The Royal Palace in Amsterdam (Dutch: Koninklijk Paleis Amsterdam or Paleis op de Dam) is one of three palaces in the Netherlands which are at the disposal of the monarch by Act of Parliament.
The palace was built as a city hall during the Dutch Golden Age in the 17th century. The building became the royal palace of King Louis Napoleon and later of the Dutch Royal House. It is situated on the west side of Dam Square in the centre of Amsterdam, opposite the War Memorial and next to the Nieuwe Kerk.
The Royal Palace was designed by the architect Jacob van Campen to serve as the Town Hall of Amsterdam. It was built in the period from 1648 to 1665 and stands in Dam Square, in the heart of the city. The architecture is in the Dutch Classicist style: the building is symmetrical around a central axis and features classical columns. The artworks and sculptures, both interior and exterior, symbolize good governance, justice and commerce. In 1808, two years after taking the throne of Holland, King Louis Napoleon turned the building into a palace. It is still in use as a palace today and is open to the public most of the year.
The palace is a monumental building, sober of decoration, but clear in design, in the style of Dutch classicism. The sculpture should not be able to derive the attention of the great whole.
The composition of the facade is harmonious and meets the ideal classical proportions. The heavy shelf carries two pillars, both of which occupy a high and a low window, corresponding to one and a half floors behind it. In accordance with Vincenzo Scamozzi, a Corinthian order has been placed above a composite. The middle part with the front is coming forward, as well as the corner pavilions.
The bright structure of the building is so overwhelming that the beautiful sculpture hardly stands out. We see the festoons in canal houses throughout the city. The most impressive are the timber tanks (of which still the models in the Rijksmuseum can be seen), the sculpture in marble, and the bronze statues on the frontons.
Above the middle part rises a tall dome, from which one could see the arrival of the ships on the IJ.

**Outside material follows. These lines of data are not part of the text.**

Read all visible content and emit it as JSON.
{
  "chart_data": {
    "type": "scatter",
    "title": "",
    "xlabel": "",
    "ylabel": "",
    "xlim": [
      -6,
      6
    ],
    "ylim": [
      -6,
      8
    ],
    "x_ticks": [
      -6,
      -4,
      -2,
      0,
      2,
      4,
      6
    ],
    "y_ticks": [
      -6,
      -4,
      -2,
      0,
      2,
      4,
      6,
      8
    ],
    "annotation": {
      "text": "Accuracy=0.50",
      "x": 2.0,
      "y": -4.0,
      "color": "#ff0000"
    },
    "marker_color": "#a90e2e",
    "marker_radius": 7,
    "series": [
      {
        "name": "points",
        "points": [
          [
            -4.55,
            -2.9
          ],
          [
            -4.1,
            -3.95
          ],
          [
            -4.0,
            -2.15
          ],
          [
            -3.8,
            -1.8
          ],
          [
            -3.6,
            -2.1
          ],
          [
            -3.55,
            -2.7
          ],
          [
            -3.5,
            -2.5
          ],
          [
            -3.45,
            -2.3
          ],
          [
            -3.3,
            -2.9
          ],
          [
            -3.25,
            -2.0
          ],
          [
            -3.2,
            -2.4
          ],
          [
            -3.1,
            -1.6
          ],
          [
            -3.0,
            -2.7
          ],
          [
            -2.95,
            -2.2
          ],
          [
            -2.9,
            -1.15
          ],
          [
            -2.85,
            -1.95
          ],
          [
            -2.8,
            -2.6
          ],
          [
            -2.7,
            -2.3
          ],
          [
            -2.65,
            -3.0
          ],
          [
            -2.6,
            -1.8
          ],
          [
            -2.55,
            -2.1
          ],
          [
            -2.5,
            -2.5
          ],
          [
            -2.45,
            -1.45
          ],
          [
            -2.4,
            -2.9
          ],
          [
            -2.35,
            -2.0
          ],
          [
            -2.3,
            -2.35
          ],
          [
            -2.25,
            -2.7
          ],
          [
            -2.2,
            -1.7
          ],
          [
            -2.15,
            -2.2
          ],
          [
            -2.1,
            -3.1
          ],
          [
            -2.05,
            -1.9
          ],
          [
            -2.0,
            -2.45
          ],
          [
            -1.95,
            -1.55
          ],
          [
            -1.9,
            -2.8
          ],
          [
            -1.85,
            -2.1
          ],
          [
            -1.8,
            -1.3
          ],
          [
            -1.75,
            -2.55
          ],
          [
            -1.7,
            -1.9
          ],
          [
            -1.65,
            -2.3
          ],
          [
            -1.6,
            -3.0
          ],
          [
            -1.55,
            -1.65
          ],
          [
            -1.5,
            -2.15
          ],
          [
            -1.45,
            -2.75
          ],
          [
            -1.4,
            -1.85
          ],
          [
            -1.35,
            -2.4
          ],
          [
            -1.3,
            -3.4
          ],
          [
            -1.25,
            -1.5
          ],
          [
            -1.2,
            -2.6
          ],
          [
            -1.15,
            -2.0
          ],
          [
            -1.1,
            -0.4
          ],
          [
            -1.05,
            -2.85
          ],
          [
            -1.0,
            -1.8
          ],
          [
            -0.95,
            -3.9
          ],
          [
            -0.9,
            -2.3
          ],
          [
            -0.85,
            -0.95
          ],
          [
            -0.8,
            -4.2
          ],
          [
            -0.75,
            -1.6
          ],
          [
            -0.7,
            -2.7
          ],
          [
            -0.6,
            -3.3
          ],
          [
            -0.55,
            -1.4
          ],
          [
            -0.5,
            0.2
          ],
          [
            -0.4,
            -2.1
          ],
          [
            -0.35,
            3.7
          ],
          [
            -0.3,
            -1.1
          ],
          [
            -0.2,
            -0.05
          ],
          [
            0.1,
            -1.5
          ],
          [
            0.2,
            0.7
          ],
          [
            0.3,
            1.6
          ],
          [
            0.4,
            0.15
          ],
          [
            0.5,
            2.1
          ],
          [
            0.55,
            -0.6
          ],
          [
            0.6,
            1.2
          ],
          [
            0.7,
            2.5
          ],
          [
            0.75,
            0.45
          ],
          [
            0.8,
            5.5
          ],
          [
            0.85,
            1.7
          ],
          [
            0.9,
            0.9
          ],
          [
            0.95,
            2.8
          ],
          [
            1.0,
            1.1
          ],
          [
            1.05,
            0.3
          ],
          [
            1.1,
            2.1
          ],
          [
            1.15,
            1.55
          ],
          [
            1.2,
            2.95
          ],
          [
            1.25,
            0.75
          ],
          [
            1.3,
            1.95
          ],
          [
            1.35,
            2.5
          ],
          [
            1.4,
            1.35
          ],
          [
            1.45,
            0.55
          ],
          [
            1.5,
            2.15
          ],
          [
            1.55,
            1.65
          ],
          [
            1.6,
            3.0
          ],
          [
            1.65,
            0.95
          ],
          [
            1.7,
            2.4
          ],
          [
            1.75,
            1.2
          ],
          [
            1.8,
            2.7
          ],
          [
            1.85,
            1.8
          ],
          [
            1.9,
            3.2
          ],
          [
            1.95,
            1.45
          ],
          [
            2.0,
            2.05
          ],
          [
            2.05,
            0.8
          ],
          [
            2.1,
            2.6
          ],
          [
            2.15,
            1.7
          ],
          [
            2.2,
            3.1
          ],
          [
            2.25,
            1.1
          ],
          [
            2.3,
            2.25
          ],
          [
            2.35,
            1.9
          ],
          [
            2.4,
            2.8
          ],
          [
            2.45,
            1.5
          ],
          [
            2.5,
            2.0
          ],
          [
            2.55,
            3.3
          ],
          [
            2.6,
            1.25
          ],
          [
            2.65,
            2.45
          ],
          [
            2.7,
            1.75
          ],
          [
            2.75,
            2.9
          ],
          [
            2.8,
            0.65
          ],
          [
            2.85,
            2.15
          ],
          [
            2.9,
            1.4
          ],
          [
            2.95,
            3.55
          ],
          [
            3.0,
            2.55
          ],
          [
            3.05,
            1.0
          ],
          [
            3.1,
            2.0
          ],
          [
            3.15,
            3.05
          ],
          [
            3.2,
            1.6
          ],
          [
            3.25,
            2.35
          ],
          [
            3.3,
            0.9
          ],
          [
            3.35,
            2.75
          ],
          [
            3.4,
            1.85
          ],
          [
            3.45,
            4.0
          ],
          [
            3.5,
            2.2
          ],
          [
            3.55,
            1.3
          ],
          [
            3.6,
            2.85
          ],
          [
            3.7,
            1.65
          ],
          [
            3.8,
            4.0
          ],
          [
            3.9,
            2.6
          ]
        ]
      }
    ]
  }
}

The dome is crowned by a windshield in the shape of a coffin, the old symbol of the city of Amsterdam. According to the original plan, the dome would be awarded by eight images: the eight wind directions. This plan has not been executed.
Striking is the lack of a monumental entrance party and the somewhat inaccessible character of the building. The official entrance is now on the Nieuwezijds Voorburgwal 147. For visitors and tourists an entrance is available on the Dam side. For all windows on the ground floor are heavy bars. In the windows of the Vierschaar are the openings, which allowed muskets to be inserted in order to wipe off a possible disturbance of the entrance, still clearly visible. The monumental civil hall (and thus the administrative floors of the building) was only reached through two narrow staircases behind the Vierschaar until the renovation of the palace, which in turn strikes well on well-defensive bronze fences.
The number seven of the arches was also seen as a symbol for the seven regions of the northern Netherlands, but no evidence was found in the construction time.
The city hall is the citizen’s hall. Next to the public hall were two courtyards surrounded by galleries. Prominent in the citizen hall is the image of Atlas. In the floor are three circles, with maps of the eastern and western hemisphere and a star chart, inlaid. For the citizens of the city lay the whole world and heaven at their feet. The citizen’s hall had to show that Amsterdam was the center of the universe.